What you have to do: Write out each record a second time, exactly.

Exercise data:
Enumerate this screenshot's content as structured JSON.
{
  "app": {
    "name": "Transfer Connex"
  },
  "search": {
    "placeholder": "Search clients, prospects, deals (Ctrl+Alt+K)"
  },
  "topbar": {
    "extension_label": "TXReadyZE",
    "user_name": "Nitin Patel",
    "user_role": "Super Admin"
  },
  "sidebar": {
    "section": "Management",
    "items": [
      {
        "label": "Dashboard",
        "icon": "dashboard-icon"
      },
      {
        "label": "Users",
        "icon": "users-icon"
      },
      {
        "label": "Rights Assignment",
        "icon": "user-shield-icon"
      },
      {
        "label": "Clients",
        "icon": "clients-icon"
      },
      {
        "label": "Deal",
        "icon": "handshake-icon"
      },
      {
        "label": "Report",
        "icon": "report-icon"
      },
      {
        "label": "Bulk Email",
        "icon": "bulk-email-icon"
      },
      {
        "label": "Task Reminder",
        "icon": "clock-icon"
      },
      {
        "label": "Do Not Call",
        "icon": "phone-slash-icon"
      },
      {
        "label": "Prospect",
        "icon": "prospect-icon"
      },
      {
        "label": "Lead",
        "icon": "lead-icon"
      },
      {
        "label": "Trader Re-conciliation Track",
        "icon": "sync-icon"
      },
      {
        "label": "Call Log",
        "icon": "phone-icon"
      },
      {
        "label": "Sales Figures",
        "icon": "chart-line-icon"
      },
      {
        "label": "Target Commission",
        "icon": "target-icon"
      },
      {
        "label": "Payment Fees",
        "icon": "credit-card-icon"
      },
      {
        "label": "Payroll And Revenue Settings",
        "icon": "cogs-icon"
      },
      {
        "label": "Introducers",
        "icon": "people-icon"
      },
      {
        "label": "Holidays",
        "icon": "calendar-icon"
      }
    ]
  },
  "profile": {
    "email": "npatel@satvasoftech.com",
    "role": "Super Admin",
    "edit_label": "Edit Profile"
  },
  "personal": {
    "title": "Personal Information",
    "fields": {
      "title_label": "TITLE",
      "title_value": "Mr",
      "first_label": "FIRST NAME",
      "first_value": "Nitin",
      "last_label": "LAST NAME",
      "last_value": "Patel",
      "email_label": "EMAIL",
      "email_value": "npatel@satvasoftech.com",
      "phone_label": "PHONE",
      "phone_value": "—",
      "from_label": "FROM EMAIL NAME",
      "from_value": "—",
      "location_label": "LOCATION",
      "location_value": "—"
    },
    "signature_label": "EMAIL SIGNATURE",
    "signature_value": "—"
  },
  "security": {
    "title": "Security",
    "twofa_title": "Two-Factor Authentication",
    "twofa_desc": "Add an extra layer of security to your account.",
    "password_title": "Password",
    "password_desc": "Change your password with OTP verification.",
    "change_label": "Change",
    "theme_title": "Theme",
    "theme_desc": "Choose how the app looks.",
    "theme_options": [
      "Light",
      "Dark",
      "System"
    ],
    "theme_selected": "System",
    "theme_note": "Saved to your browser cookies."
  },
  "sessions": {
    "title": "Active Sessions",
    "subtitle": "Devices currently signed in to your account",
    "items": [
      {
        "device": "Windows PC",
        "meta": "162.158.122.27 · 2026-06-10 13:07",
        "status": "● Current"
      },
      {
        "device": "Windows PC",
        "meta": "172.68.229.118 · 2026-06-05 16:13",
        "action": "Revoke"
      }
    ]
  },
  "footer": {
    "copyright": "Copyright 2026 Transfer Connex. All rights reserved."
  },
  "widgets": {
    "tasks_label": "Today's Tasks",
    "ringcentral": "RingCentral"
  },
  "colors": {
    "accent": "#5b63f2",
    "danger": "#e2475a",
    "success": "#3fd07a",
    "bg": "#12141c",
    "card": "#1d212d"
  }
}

Answer box:
Enumerate this screenshot's content as structured JSON.
{
  "app": {
    "name": "Transfer Connex"
  },
  "search": {
    "placeholder": "Search clients, prospects, deals (Ctrl+Alt+K)"
  },
  "topbar": {
    "extension_label": "TXReadyZE",
    "user_name": "Nitin Patel",
    "user_role": "Super Admin"
  },
  "sidebar": {
    "section": "Management",
    "items": [
      {
        "label": "Dashboard",
        "icon": "dashboard-icon"
      },
      {
        "label": "Users",
        "icon": "users-icon"
      },
      {
        "label": "Rights Assignment",
        "icon": "user-shield-icon"
      },
      {
        "label": "Clients",
        "icon": "clients-icon"
      },
      {
        "label": "Deal",
        "icon": "handshake-icon"
      },
      {
        "label": "Report",
        "icon": "report-icon"
      },
      {
        "label": "Bulk Email",
        "icon": "bulk-email-icon"
      },
      {
        "label": "Task Reminder",
        "icon": "clock-icon"
      },
      {
        "label": "Do Not Call",
        "icon": "phone-slash-icon"
      },
      {
        "label": "Prospect",
        "icon": "prospect-icon"
      },
      {
        "label": "Lead",
        "icon": "lead-icon"
      },
      {
        "label": "Trader Re-conciliation Track",
        "icon": "sync-icon"
      },
      {
        "label": "Call Log",
        "icon": "phone-icon"
      },
      {
        "label": "Sales Figures",
        "icon": "chart-line-icon"
      },
      {
        "label": "Target Commission",
        "icon": "target-icon"
      },
      {
        "label": "Payment Fees",
        "icon": "credit-card-icon"
      },
      {
        "label": "Payroll And Revenue Settings",
        "icon": "cogs-icon"
      },
      {
        "label": "Introducers",
        "icon": "people-icon"
      },
      {
        "label": "Holidays",
        "icon": "calendar-icon"
      }
    ]
  },
  "profile": {
    "email": "npatel@satvasoftech.com",
    "role": "Super Admin",
    "edit_label": "Edit Profile"
  },
  "personal": {
    "title": "Personal Information",
    "fields": {
      "title_label": "TITLE",
      "title_value": "Mr",
      "first_label": "FIRST NAME",
      "first_value": "Nitin",
      "last_label": "LAST NAME",
      "last_value": "Patel",
      "email_label": "EMAIL",
      "email_value": "npatel@satvasoftech.com",
      "phone_label": "PHONE",
      "phone_value": "—",
      "from_label": "FROM EMAIL NAME",
      "from_value": "—",
      "location_label": "LOCATION",
      "location_value": "—"
    },
    "signature_label": "EMAIL SIGNATURE",
    "signature_value": "—"
  },
  "security": {
    "title": "Security",
    "twofa_title": "Two-Factor Authentication",
    "twofa_desc": "Add an extra layer of security to your account.",
    "password_title": "Password",
    "password_desc": "Change your password with OTP verification.",
    "change_label": "Change",
    "theme_title": "Theme",
    "theme_desc": "Choose how the app looks.",
    "theme_options": [
      "Light",
      "Dark",
      "System"
    ],
    "theme_selected": "System",
    "theme_note": "Saved to your browser cookies."
  },
  "sessions": {
    "title": "Active Sessions",
    "subtitle": "Devices currently signed in to your account",
    "items": [
      {
        "device": "Windows PC",
        "meta": "162.158.122.27 · 2026-06-10 13:07",
        "status": "● Current"
      },
      {
        "device": "Windows PC",
        "meta": "172.68.229.118 · 2026-06-05 16:13",
        "action": "Revoke"
      }
    ]
  },
  "footer": {
    "copyright": "Copyright 2026 Transfer Connex. All rights reserved."
  },
  "widgets": {
    "tasks_label": "Today's Tasks",
    "ringcentral": "RingCentral"
  },
  "colors": {
    "accent": "#5b63f2",
    "danger": "#e2475a",
    "success": "#3fd07a",
    "bg": "#12141c",
    "card": "#1d212d"
  }
}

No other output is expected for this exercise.